Kazakh President Kassym-Jomart Tokayev responded by declaring a state of emergency and called on member countries of the Collective Security Treaty Organization (CSTO), such as Russia, Armenia, Belarus, Kyrgyzstan and Tajikistan, to deploy troops to Kazakhstan to “restore peace and order.” The Kazakhstan government claimed that the protests were “infiltrated by foreign terrorist organisations.” This was met with criticisms from different sectors. They questioned the legitimacy of their government to request for foreign troop deployment and the claim of the protests’ infiltration by terrorist groups.  

On 7 January, the Federation of Trade Unions of Kazakhstan expressed its serious concern over the worsening peace and order situation in the country. It urged the President to call on the government’s security forces to recognise the people’s right to protest and exercise maximum tolerance. It also called on the government to preserve the rule of law.

Other trade unions echoed the federation’s call. They pointed to the workers’ low salaries, infringement on labour rights and the lack of constructive social dialogues as the main causes of the public unrest. They called on the government to immediately implement a set of measures to address the workers’ woes:

  • Reform the wage system, labour and trade union legislation, preservation and creation of new jobs, and strengthening of state and public regulations on labour law compliance.

  • Urgent ratification of the ILO Convention No. 131 on minimum wage fixing and No. 102 on minimum standards of social security.

  • Genuine social dialogue between the government, employers' groups and workers by reforming the social partnership system and adopting a new law on social partnership.

  • Strengthen the role of civil society institutions.

In the last couple of decades, Kazakhstan boasted of having one of the strongest-performing economies in Central Asia, mainly due to its oil production and 40 percent share of the world's uranium resources. However, trade unions explained that the country’s so-called economic growth did not trickle down to the workers, many of whom are receiving salaries less than USD 100 per month.
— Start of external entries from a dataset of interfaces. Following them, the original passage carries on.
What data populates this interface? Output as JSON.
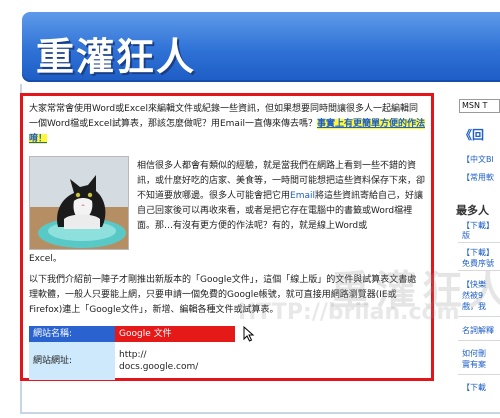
{
  "site": {
    "logo_text": "重灌狂人",
    "watermark_text": "重灌狂人",
    "watermark_url": "HTTP://briian.com"
  },
  "article": {
    "p1_text": "大家常常會使用Word或Excel來編輯文件或紀錄一些資訊，但如果想要同時間讓很多人一起編輯同一個Word檔或Excel試算表，那該怎麼做呢？用Email一直傳來傳去嗎？",
    "p1_highlight": "事實上有更簡單方便的作法唷！",
    "p2_before": "相信很多人都會有類似的經驗，就是當我們在網路上看到一些不錯的資訊，或什麼好吃的店家、美食等，一時間可能想把這些資料保存下來，卻不知道要放哪邊。很多人可能會把它用",
    "p2_link": "Email",
    "p2_after": "將這些資訊寄給自己，好讓自己回家後可以再收來看，或者是把它存在電腦中的書籤或Word檔裡面。那…有沒有更方便的作法呢？有的，就是線上Word或",
    "p3_text": "Excel。",
    "p4_text": "以下我們介紹前一陣子才剛推出新版本的「Google文件」，這個「線上版」的文件與試算表文書處理軟體，一般人只要能上網，只要申請一個免費的Google帳號，就可直接用網路瀏覽器(IE或Firefox)連上「Google文件」，新增、編輯各種文件或試算表。",
    "table": {
      "name_label": "網站名稱:",
      "name_value": "Google 文件",
      "url_label": "網站網址:",
      "url_value": "http://\ndocs.google.com/"
    }
  },
  "sidebar": {
    "search_value": "MSN T",
    "heading": "《回",
    "link1": "【中文Bl",
    "link2": "【常用軟",
    "title": "最多人",
    "item1": "【下載】",
    "item1b": "版",
    "item2": "【下載】",
    "item2b": "免費序號",
    "item3": "【快樂",
    "item3b": "然被9",
    "item3c": "戲，我",
    "item4": "名詞解釋",
    "item5": "如何刪",
    "item5b": "實有案",
    "item6": "【下載"
  },
  "colors": {
    "header_blue": "#2f72d6",
    "article_border": "#e3151b",
    "link_blue": "#1e5fc9",
    "highlight_yellow": "#fff83a",
    "label_blue": "#2a62cf",
    "value_red": "#e61919",
    "label_lightblue": "#cde9fb"
  }
}
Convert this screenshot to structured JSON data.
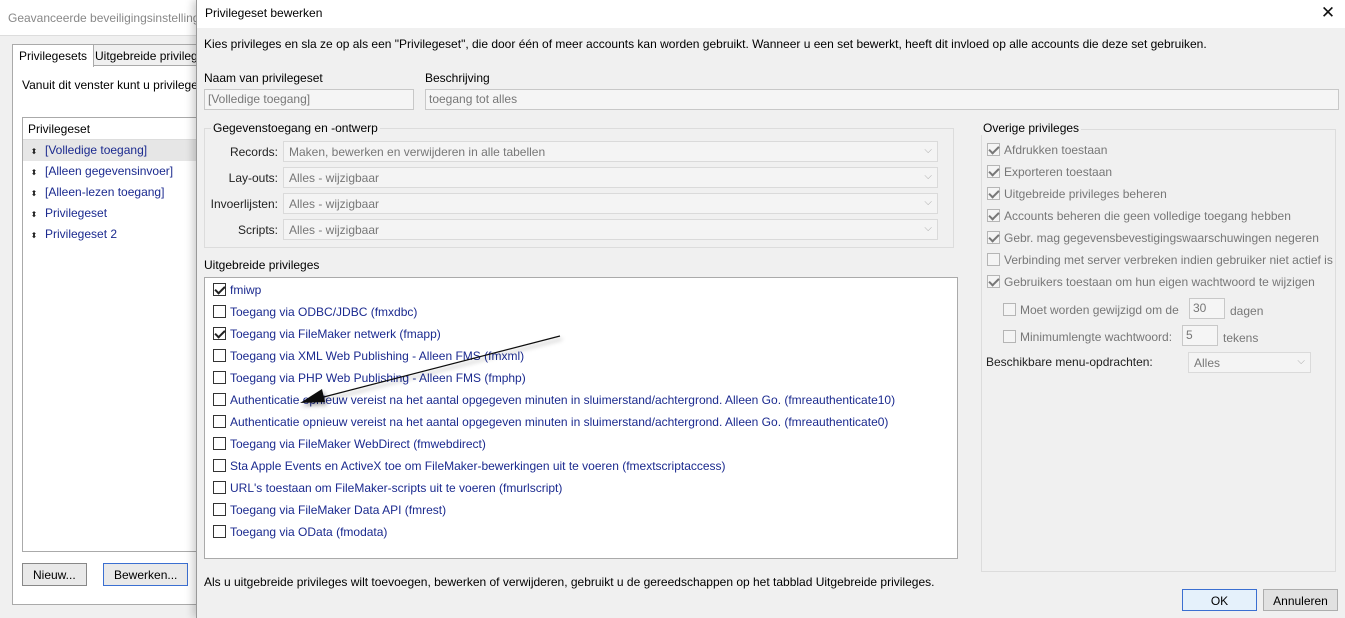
{
  "background_window": {
    "title": "Geavanceerde beveiligingsinstellingen",
    "tabs": [
      "Privilegesets",
      "Uitgebreide privileges"
    ],
    "intro": "Vanuit dit venster kunt u privileges",
    "list_header": "Privilegeset",
    "items": [
      "[Volledige toegang]",
      "[Alleen gegevensinvoer]",
      "[Alleen-lezen toegang]",
      "Privilegeset",
      "Privilegeset 2"
    ],
    "buttons": {
      "new": "Nieuw...",
      "edit": "Bewerken..."
    }
  },
  "dialog": {
    "title": "Privilegeset bewerken",
    "close_glyph": "✕",
    "intro": "Kies privileges en sla ze op als een \"Privilegeset\", die door één of meer accounts kan worden gebruikt. Wanneer u een set bewerkt, heeft dit invloed op alle accounts die deze set gebruiken.",
    "name_label": "Naam van privilegeset",
    "name_value": "[Volledige toegang]",
    "desc_label": "Beschrijving",
    "desc_value": "toegang tot alles",
    "data_access": {
      "title": "Gegevenstoegang en -ontwerp",
      "rows": [
        {
          "label": "Records:",
          "value": "Maken, bewerken en verwijderen in alle tabellen"
        },
        {
          "label": "Lay-outs:",
          "value": "Alles - wijzigbaar"
        },
        {
          "label": "Invoerlijsten:",
          "value": "Alles - wijzigbaar"
        },
        {
          "label": "Scripts:",
          "value": "Alles - wijzigbaar"
        }
      ]
    },
    "extended": {
      "title": "Uitgebreide privileges",
      "items": [
        {
          "label": "fmiwp",
          "checked": true
        },
        {
          "label": "Toegang via ODBC/JDBC (fmxdbc)",
          "checked": false
        },
        {
          "label": "Toegang via FileMaker netwerk (fmapp)",
          "checked": true
        },
        {
          "label": "Toegang via XML Web Publishing - Alleen FMS (fmxml)",
          "checked": false
        },
        {
          "label": "Toegang via PHP Web Publishing - Alleen FMS (fmphp)",
          "checked": false
        },
        {
          "label": "Authenticatie opnieuw vereist na het aantal opgegeven minuten in sluimerstand/achtergrond. Alleen Go. (fmreauthenticate10)",
          "checked": false
        },
        {
          "label": "Authenticatie opnieuw vereist na het aantal opgegeven minuten in sluimerstand/achtergrond. Alleen Go. (fmreauthenticate0)",
          "checked": false
        },
        {
          "label": "Toegang via FileMaker WebDirect (fmwebdirect)",
          "checked": false
        },
        {
          "label": "Sta Apple Events en ActiveX toe om FileMaker-bewerkingen uit te voeren (fmextscriptaccess)",
          "checked": false
        },
        {
          "label": "URL's toestaan om FileMaker-scripts uit te voeren (fmurlscript)",
          "checked": false
        },
        {
          "label": "Toegang via FileMaker Data API (fmrest)",
          "checked": false
        },
        {
          "label": "Toegang via OData (fmodata)",
          "checked": false
        }
      ]
    },
    "footnote": "Als u uitgebreide privileges wilt toevoegen, bewerken of verwijderen, gebruikt u de gereedschappen op het tabblad Uitgebreide privileges.",
    "other": {
      "title": "Overige privileges",
      "items": [
        {
          "label": "Afdrukken toestaan",
          "checked": true
        },
        {
          "label": "Exporteren toestaan",
          "checked": true
        },
        {
          "label": "Uitgebreide privileges beheren",
          "checked": true
        },
        {
          "label": "Accounts beheren die geen volledige toegang hebben",
          "checked": true
        },
        {
          "label": "Gebr. mag gegevensbevestigingswaarschuwingen negeren",
          "checked": true
        },
        {
          "label": "Verbinding met server verbreken indien gebruiker niet actief is",
          "checked": false
        },
        {
          "label": "Gebruikers toestaan om hun eigen wachtwoord te wijzigen",
          "checked": true
        }
      ],
      "change_every": {
        "label": "Moet worden gewijzigd om de",
        "value": "30",
        "unit": "dagen",
        "checked": false
      },
      "min_length": {
        "label": "Minimumlengte wachtwoord:",
        "value": "5",
        "unit": "tekens",
        "checked": false
      },
      "menu_label": "Beschikbare menu-opdrachten:",
      "menu_value": "Alles"
    },
    "ok": "OK",
    "cancel": "Annuleren"
  }
}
Large-scale corruption is also a key problem in the country. In 2012, the World Economic Forum (WEF) cited corruption as the biggest obstacle in doing business in the country. The World Bank (WB) also listed Kazakhstan as a corruption hotspot.